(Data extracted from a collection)
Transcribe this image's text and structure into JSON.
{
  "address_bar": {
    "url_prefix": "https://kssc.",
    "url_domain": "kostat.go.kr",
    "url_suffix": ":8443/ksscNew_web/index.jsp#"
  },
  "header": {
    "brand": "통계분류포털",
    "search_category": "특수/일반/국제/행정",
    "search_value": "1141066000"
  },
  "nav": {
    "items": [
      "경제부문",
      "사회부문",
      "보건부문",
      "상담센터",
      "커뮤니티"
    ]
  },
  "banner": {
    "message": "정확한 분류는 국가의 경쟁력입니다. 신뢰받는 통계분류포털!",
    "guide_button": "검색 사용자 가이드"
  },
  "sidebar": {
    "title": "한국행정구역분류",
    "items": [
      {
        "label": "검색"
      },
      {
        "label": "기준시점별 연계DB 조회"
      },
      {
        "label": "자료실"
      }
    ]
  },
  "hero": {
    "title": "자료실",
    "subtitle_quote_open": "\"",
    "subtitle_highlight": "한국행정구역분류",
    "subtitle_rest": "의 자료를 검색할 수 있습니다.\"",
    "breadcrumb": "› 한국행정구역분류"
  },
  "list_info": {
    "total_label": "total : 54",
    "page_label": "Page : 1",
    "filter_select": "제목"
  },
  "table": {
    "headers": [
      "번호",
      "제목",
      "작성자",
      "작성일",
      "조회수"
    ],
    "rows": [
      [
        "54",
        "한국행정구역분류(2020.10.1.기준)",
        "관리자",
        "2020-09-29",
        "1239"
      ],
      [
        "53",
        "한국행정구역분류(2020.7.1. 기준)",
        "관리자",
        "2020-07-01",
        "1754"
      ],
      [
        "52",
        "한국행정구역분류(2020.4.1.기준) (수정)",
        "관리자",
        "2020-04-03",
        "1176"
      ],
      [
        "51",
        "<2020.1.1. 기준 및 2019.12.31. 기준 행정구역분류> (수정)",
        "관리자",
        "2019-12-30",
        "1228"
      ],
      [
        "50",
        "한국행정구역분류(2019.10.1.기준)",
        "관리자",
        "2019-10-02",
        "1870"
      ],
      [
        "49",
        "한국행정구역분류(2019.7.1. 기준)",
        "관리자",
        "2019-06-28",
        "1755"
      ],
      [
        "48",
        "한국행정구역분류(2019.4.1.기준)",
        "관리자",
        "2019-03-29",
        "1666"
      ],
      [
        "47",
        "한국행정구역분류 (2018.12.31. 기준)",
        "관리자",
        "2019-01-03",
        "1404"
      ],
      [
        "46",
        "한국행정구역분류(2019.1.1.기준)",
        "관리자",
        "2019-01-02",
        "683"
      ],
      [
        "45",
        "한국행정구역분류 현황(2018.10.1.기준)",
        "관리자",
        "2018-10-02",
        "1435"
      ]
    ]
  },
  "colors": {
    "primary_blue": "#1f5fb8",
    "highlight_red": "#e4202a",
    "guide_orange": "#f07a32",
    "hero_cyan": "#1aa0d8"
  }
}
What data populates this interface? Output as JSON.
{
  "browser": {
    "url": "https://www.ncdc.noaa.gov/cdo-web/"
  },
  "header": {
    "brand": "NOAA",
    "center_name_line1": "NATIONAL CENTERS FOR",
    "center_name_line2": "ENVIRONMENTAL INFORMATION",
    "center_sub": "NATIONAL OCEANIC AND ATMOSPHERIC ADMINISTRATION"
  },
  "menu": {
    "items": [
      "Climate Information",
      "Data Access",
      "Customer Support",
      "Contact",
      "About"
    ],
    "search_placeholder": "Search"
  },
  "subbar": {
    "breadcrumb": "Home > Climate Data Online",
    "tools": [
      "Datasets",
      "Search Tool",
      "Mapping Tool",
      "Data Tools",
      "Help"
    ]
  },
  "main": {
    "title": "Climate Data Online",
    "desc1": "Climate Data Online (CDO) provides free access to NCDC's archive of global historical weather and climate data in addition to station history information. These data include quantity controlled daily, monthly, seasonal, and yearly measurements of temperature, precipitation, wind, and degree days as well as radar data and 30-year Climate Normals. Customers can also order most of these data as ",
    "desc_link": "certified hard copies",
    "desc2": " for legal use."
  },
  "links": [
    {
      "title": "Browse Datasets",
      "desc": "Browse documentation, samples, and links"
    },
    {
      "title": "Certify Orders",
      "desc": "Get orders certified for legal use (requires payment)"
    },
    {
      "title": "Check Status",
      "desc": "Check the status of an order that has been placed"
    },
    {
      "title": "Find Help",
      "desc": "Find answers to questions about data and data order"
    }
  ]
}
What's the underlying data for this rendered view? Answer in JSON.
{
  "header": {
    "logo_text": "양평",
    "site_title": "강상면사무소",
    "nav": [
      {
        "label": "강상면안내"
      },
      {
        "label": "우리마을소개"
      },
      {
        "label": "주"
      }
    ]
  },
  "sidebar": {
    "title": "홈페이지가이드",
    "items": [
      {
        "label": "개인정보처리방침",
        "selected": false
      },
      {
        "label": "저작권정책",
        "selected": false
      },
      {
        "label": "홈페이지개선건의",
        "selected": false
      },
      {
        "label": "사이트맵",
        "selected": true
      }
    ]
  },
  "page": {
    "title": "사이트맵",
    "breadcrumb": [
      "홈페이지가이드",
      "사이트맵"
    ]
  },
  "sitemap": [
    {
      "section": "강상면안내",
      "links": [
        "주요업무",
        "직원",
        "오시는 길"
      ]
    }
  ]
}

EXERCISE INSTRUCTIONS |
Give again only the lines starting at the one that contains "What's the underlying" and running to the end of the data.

SOLUTION FOR THIS PROBLEM |
What's the underlying data for this rendered view? Answer in JSON.
{
  "header": {
    "logo_text": "양평",
    "site_title": "강상면사무소",
    "nav": [
      {
        "label": "강상면안내"
      },
      {
        "label": "우리마을소개"
      },
      {
        "label": "주"
      }
    ]
  },
  "sidebar": {
    "title": "홈페이지가이드",
    "items": [
      {
        "label": "개인정보처리방침",
        "selected": false
      },
      {
        "label": "저작권정책",
        "selected": false
      },
      {
        "label": "홈페이지개선건의",
        "selected": false
      },
      {
        "label": "사이트맵",
        "selected": true
      }
    ]
  },
  "page": {
    "title": "사이트맵",
    "breadcrumb": [
      "홈페이지가이드",
      "사이트맵"
    ]
  },
  "sitemap": [
    {
      "section": "강상면안내",
      "links": [
        "주요업무",
        "직원",
        "오시는 길"
      ]
    }
  ]
}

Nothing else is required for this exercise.